Sent: Thursday, January 06, 2005 1:25 PM
Subject: Re: Looking for demo ideas for TC
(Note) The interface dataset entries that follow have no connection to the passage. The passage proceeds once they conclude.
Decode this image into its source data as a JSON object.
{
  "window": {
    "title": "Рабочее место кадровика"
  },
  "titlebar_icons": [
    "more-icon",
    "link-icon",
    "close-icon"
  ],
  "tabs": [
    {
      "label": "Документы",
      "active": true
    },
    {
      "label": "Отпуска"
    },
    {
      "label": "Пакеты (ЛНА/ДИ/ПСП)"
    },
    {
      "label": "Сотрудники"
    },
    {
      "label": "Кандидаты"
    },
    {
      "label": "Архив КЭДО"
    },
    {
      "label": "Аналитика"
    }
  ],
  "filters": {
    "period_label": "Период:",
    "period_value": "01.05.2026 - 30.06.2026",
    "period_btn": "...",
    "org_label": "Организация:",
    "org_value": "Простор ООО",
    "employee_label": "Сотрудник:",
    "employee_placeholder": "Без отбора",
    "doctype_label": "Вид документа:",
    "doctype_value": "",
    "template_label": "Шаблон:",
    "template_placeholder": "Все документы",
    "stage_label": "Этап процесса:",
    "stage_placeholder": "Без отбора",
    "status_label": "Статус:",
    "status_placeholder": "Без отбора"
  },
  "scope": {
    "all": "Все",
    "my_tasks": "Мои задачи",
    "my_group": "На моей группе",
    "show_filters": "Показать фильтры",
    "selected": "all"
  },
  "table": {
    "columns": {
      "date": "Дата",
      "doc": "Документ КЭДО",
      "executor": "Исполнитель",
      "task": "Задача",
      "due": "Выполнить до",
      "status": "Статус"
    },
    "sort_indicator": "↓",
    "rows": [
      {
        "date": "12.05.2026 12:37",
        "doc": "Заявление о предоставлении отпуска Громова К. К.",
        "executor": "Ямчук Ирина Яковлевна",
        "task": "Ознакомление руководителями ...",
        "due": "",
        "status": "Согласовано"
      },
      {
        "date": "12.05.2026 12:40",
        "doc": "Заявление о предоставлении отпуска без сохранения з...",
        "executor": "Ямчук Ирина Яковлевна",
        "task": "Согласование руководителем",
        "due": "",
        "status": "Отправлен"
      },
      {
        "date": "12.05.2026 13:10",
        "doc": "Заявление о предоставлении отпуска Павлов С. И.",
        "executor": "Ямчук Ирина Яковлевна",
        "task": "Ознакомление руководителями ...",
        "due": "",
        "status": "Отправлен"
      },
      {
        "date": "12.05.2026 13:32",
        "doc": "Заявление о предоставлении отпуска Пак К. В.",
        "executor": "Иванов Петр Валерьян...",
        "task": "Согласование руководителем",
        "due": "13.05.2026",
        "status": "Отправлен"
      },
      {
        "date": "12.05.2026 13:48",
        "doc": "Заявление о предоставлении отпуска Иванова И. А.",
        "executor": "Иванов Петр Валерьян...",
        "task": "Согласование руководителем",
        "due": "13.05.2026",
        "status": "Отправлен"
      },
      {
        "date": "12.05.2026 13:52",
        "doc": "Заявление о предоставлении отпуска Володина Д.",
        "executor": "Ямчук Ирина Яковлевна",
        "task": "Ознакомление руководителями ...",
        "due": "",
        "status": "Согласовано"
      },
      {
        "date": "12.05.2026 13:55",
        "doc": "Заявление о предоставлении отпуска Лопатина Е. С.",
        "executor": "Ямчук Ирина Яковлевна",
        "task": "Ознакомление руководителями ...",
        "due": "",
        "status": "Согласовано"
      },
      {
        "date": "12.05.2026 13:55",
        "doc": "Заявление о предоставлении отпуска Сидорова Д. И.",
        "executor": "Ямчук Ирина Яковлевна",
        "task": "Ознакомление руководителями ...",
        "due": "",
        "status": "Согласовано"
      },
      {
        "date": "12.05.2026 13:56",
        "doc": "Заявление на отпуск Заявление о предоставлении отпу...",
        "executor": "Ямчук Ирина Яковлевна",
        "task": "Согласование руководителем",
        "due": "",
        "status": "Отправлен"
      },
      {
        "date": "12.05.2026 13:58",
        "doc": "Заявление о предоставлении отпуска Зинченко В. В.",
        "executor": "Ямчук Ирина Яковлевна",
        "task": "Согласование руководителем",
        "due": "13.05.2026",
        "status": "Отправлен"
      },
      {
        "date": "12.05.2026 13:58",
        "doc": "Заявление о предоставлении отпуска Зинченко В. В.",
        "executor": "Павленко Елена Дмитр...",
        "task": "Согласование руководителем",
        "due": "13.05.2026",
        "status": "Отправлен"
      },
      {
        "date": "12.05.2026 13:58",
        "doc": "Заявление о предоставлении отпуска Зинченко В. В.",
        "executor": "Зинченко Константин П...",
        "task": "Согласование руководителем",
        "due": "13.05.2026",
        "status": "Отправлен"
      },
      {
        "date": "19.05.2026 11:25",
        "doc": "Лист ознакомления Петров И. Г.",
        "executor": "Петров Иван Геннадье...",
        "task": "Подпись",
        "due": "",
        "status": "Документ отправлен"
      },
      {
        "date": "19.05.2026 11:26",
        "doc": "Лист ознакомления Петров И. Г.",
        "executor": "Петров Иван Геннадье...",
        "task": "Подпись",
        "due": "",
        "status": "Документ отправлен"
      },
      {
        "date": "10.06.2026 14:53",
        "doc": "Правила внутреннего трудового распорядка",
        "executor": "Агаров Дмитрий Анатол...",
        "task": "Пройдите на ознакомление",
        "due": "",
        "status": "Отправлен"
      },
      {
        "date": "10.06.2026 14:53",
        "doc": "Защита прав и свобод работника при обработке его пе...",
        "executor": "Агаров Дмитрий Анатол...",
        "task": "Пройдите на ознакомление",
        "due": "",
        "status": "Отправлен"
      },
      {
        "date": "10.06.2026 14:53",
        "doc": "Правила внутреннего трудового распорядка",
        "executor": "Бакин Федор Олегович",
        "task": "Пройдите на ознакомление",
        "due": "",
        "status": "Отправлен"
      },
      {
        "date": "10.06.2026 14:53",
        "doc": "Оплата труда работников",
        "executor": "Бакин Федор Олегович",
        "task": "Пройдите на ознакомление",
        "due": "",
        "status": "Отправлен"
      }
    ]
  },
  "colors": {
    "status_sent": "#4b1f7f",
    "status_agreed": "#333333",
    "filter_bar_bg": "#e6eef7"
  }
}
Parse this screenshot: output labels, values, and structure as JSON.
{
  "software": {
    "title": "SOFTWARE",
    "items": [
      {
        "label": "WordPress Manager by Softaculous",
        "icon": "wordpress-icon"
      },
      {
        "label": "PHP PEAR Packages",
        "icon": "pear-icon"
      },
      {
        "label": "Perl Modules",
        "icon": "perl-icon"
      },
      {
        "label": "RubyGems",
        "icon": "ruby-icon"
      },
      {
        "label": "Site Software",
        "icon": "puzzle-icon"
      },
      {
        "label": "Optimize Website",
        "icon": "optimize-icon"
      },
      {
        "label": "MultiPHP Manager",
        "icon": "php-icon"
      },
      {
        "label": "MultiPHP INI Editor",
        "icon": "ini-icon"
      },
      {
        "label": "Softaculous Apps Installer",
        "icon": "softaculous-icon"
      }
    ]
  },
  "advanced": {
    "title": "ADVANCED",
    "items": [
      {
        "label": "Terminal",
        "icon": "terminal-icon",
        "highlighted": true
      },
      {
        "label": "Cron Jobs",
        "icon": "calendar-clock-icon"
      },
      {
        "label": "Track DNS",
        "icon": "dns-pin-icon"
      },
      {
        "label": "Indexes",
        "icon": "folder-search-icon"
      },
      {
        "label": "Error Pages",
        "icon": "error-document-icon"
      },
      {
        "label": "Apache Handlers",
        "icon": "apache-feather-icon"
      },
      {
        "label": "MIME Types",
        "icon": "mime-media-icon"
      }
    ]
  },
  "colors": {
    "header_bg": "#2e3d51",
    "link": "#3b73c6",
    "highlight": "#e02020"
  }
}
> Original poster: Chip Atkinson <chip@xxxxxxxxxx> > > Am I correct in my understanding that argon at least will glow at > atmospheric pressure? It might be kind of interesting to have things like > tubes or balloons full of Ar if it did. > > On Wed, 5 Jan 2005, Tesla list wrote: > > > Original poster: "Dr. Resonance" <resonance@xxxxxxxxxx> > > > > > > > > This distance can be substantially increased by attaching a 10 x 10 inch > > light aluminum plate to the top of the tube (serves as antenna) and a ground > > clip with short wire to the lower end of the tube (ground). This forms a > > crude radio receiving circuit and extends the range considerably past the > > hand-held range for the same coil. This, of course, can lead to a > > discussion of how radios work, tuned circuits, etc. > > > > Clear argon and neon tubes can also be substituted which leads to an > > interesting discussion question posed by the demonstrator, "Both tubes are > > clear so why does one light up blue and one light up orange?" This leads to > > a short discussion on how atomic orbitals work, energy transitions, drop > > back photon generation, X-ray generation, etc. The demonstrator poses some > > interesting questions and challenges the audience to provide an answer. > > > > In this fashion learning and fun is had by all. > > > > Dr. Resonance > > > > > > > > > A member in the audience holding a fluorescent lamp with a receiving > > > antenna at 150 feet away from the tc. That would be impressive > > > Chuck > > > > > > > > >